The second challenge is financial, budgetary and economic. The diagnosis is well-known: public deficits and debt must be drastically reduced, fiscal pressure lowered, and unemployment addressed with drastic policy changes. The task is daunting. However, two factors might help. The first one is linked to the overall economic improvement in the European Union and worldwide. This will help the government to respect EU rules on budget deficits, which in recent years France has repeatedly broken, and hopefully stabilize public debt. It will also absorb some of the unavoidable economic and social costs of reform. The other factor is Macron’s commitment to an ambitious reform agenda. For the time being, the government has proceeded with speed and energy, leaving little space for opposition. The key issue will be the government’s capacity to pursue its policy choices in the years to come. The disconnection between the (short-term) political agenda and the (medium- to long-term) economic agenda is a crucial component of the equation. Indeed, there are not many more savings to be expected if structural reforms are not adopted and implemented. Education, professional training and industrial reconstruction are some of the many sectors that need to be restructured in order to achieve more substantial benefits.
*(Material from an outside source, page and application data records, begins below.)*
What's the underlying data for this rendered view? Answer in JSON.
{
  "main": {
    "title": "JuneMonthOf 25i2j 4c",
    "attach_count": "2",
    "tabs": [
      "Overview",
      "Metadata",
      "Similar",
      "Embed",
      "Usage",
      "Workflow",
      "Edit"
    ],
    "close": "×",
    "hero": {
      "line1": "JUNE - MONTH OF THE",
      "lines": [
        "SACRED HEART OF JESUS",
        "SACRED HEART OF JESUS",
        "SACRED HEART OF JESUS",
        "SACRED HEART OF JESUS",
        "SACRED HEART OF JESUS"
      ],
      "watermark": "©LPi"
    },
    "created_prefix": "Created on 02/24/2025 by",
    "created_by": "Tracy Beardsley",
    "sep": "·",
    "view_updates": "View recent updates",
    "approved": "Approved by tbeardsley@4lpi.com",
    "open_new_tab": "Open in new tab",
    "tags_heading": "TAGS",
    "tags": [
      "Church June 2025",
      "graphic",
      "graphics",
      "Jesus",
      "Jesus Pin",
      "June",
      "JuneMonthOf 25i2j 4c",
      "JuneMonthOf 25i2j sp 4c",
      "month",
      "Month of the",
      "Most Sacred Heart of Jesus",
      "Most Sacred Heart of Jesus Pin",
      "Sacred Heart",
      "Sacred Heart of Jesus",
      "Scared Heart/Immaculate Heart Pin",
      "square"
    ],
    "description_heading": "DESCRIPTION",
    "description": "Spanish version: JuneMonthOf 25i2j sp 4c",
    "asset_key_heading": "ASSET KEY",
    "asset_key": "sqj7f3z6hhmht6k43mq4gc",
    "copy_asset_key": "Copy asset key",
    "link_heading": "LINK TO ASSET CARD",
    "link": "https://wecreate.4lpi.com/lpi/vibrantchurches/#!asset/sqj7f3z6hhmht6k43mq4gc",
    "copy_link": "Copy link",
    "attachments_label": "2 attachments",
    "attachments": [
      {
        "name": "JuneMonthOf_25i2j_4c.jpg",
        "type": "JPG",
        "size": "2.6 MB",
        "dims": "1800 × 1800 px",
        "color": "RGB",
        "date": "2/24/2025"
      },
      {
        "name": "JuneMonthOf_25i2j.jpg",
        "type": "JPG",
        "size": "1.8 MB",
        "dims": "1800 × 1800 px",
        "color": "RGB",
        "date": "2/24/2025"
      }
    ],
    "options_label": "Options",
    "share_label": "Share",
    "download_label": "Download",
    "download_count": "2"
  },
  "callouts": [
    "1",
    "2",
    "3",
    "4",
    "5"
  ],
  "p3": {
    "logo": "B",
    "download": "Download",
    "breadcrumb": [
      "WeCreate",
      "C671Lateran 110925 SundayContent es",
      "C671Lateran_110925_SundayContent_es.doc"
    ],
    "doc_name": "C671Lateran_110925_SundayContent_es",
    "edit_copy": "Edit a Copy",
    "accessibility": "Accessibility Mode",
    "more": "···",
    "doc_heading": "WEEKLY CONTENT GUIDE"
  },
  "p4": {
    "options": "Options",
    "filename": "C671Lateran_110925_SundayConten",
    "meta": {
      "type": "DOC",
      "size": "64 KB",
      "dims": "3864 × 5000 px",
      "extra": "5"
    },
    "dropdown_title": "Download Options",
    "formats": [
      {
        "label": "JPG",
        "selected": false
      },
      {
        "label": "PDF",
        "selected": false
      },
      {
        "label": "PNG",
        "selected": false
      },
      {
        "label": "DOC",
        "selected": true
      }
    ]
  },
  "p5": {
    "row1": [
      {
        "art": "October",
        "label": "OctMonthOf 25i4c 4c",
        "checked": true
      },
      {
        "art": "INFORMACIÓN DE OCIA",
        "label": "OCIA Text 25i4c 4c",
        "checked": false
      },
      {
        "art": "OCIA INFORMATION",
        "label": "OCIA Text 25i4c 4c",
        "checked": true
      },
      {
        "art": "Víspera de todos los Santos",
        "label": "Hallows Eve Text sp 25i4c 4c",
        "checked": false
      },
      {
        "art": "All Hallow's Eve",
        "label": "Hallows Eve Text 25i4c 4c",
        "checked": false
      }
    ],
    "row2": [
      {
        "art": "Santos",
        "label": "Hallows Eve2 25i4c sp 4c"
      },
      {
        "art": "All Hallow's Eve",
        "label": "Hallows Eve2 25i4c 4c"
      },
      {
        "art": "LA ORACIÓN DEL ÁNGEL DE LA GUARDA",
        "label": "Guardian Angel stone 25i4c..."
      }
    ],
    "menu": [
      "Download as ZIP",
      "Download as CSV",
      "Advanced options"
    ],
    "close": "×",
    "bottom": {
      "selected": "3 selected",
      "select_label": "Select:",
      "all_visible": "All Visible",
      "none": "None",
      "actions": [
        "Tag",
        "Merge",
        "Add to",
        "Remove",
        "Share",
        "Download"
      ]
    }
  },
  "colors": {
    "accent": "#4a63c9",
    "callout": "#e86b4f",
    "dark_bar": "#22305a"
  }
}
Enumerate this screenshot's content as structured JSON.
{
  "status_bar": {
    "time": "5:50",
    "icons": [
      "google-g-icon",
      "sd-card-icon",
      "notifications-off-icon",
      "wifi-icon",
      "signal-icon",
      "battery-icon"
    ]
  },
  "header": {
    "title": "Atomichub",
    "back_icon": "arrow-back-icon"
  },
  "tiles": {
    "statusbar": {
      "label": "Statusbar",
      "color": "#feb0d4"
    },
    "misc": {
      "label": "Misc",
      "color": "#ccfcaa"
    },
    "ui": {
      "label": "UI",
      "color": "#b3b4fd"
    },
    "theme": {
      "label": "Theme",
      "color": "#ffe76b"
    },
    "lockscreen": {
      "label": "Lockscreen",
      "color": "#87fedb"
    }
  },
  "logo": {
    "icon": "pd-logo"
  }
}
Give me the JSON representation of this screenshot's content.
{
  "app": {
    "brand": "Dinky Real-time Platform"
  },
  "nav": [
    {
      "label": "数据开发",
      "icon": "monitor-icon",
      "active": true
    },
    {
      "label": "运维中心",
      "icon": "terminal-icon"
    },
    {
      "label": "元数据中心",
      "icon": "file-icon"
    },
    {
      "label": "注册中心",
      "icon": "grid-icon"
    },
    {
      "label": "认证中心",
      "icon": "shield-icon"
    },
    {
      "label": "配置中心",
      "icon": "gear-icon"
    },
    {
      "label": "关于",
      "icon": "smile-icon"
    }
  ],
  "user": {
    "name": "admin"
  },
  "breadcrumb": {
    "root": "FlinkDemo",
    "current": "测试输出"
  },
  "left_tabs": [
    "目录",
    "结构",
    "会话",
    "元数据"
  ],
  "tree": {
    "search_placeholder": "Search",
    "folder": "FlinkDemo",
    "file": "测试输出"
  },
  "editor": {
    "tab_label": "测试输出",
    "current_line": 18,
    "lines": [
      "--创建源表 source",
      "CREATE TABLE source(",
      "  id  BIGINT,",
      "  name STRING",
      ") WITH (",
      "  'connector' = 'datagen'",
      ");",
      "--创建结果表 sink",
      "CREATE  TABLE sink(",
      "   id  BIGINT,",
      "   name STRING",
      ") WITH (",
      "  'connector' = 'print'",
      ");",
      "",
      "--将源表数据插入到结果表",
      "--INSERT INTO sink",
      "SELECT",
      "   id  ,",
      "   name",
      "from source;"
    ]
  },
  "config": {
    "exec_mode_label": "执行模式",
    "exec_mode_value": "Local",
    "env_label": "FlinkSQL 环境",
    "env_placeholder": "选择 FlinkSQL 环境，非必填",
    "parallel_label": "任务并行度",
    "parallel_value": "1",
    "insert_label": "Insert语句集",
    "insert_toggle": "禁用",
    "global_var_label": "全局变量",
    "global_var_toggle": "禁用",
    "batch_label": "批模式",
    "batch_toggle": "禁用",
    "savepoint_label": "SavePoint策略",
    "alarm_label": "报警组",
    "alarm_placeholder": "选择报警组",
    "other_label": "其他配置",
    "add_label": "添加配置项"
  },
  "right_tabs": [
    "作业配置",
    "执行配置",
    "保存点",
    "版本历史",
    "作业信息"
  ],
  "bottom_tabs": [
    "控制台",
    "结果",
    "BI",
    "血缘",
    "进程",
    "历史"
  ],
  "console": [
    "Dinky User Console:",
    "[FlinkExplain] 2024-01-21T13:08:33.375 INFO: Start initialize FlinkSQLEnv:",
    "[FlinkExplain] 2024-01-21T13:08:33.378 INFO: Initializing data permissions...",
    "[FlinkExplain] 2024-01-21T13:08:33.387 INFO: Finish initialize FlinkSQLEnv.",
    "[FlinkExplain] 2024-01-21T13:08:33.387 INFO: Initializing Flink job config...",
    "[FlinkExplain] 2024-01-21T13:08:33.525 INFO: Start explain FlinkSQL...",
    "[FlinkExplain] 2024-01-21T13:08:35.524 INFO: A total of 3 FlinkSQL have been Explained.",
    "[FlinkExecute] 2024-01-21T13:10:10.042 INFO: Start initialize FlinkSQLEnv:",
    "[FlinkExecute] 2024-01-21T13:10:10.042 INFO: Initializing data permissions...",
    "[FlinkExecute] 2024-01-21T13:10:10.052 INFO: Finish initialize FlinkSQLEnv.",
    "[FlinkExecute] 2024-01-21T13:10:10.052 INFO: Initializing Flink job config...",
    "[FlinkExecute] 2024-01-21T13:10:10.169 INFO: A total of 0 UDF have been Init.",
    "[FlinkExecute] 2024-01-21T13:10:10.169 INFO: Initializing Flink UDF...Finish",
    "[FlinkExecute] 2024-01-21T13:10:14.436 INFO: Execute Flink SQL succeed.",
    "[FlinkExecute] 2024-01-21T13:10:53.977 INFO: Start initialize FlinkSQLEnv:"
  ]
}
Public-sector reform vital, but controversial
The third challenge is related to the overall structure of the bureaucracy and public sector. Both are comparatively inflated and inefficient. The approach to tackling unemployment by increasing public sector employment (in particular at the local level) has failed, and has considerably lowered the effectiveness and efficiency of public service provision. Similarly, the introduction of a more competitive framework for some public sectors (such as transportation) has repeatedly been postponed. Trimming redundant or inefficient administrations, revising policies that benefit vested interests, and simplifying the complex multi-layered territorial system (“millefeuille”) will be necessary reforms. However, such reforms will likely produce protest and discontent in the short-term, while only proving beneficial much later.
A fourth major challenge concerns the intertwined issues of security, immigration and integration. The traditional French model, based on an open policy toward immigrants acquiring French nationality and on the principle of equality of all citizens regardless of ethnic origins or religion, has lost its integrative power over the last 30 years. The former key instruments of the integration process (education, work, religion, political parties and trade unions) are no longer effective, while the recent terrorist attacks have further weakened integration processes. This challenge requires multifaceted policy solutions in areas including security, urban development, and education and job training, with a primary focus on employment opportunities for the most marginalized citizens. What is at stake is the country’s political and social cohesion, and common national values and rules. Unfortunately, the present situation is characterized by an identity crisis, an ethnic divide, the exclusion of migrants and political frustrations which have, in part, benefited extremist political candidates and parties.
Clear choices, honest dialogue needed
France needs courageous policies that include clear (even if unpopular) choices, frankness when explaining the challenges, more social dialog, and a more streamlined and coordinated style of governance. The good news is that the newly elected president is fully and explicitly committed to this reform agenda.